Family and community foundations that want to engage youth in grantmaking need to adapt to  a new generation of kids, many of whom have already gone digital with their philanthropy. Dubbed the “Always On” Generation, today’s young people have discovered they can do good in the world without going through the usual channels of their counterparts even a decade ago. And their attitudes about how to make change are different, too.

Attendees at a recent AdNet Conference in San Diego–for community foundation advancement officers—tackled this in a session at which I spoke along with Annie Hernandez, director of Youth Philanthropy Connect for the Frieda C. Fox Family Foundation; Katie Marcus Reker, a former Fox Junior Board member and now a foundation trustee; and Aaron Robertson, grantmaking and community leadership associate with the Seattle Foundation where he leads their youth grantmaking board.

In researching a new book about raising giving children in a digital age, I’ve discovered just how profoundly technology has changed the lives of today’s young people. In 2010, a study found that more four-year-olds knew how to down load an app than tie their shoes. And that was three years ago, ancient history by today’s technology standards! Today more than three-fourths of kids 12 to 17 have cellphones, and half of those are smart phones. Just like adults, kids are walking around with the Internet in the palms of their hands.

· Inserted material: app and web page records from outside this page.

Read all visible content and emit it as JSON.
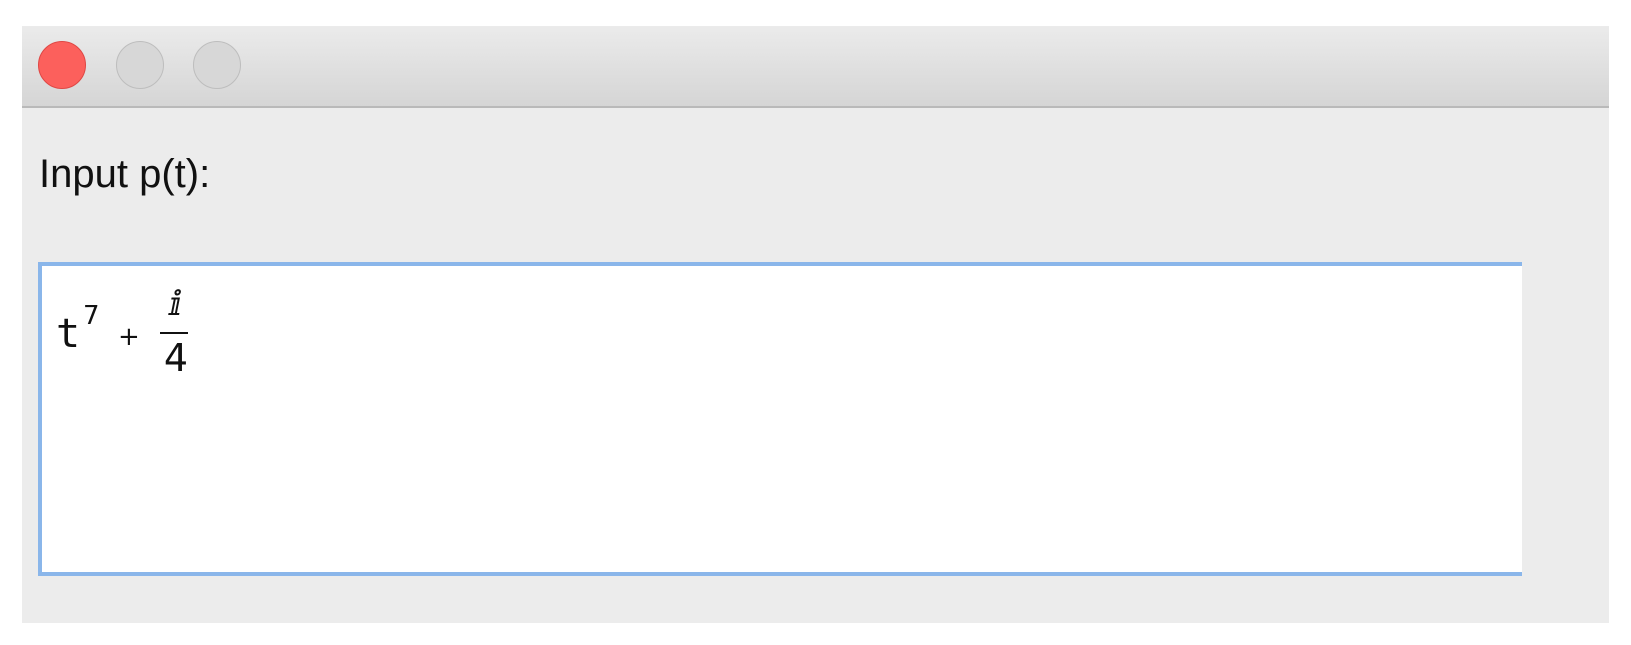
{
  "window": {
    "title_buttons": {
      "close": {
        "icon": "close-traffic-light",
        "color": "#fc605c"
      },
      "minimize": {
        "icon": "minimize-traffic-light",
        "color": "#d7d7d7"
      },
      "zoom": {
        "icon": "zoom-traffic-light",
        "color": "#d7d7d7"
      }
    }
  },
  "form": {
    "label": "Input p(t):",
    "input": {
      "focus_color": "#8ab6ea",
      "expression": {
        "base": "t",
        "exponent": "7",
        "operator": "+",
        "numerator": "ⅈ",
        "denominator": "4"
      }
    }
  }
}
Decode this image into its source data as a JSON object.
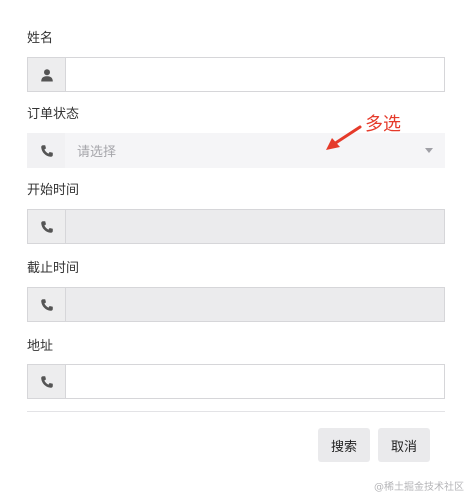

Technology can be a helpful tool for kids’ philanthropy. Through websites and social media, they can learn about the needs of people globally as well as locally. They can connect with like-minded individuals working on solutions. They can raise money from their friends for their favorite causes, instantly text donations for disaster relief, advocate for change by signing online petitions, donate to a crowd-sourcing effort to fund a social change project, and even make micro-loans to people on the other side of the globe.

Beyond technology, there are other key differences in the way today’s young people approach philanthropy. Unlike previous generations, they are more focused on supporting causes rather than institutions. If they are passionate about protecting animals or the environment, for example, they will search out organizations to work with or they’ll create their own project. They don’t want to be passive and just send money to an organization. They want to be more directly involved and use all their resources, such as tapping their online networks to share the organization’s work. They want to be part of the solution.

So what does this mean for foundations looking to engage youth in grantmaking? Despite the digital world kids are growing up in, most still want hand-on experiences, especially with peers. Next generation grantmaking boards serve that need. For a family foundation, such boards are a way to train future board members and also engage youth early so they’ll be more be interested in carrying on the family’s philanthropy as adults. Community foundation youth boards are a popular way to engage donors children. For example, the Seattle Foundation’s youth board has 15 to 20 high-schoolers, some—but not all—donors’ children.

It was because the youth of the Fox Foundation board wanted to learn from their peers on other next gen boards that Youth Philanthropy Connect was born. This youth led conference is held annually in California, for 8 to 21 year-olds. 

From their experiences working with youth boards, my fellow panelists offered these tips:

  • Ground the work in mission and values.
  • Involve the youth in creating or implementing a grantmaking board, and keep listening to them.
  • Balance opportunity with obligation–parents shouldn’t pressure unwilling kids to serve on a next gen board.
  • Incorporate hands-on grantmaking, through site visits and/or volunteering so kids can see their impact.
  • Don’t underestimate young people—trust them and respect their abilities.
  • Don’t forget to inject an element of fun!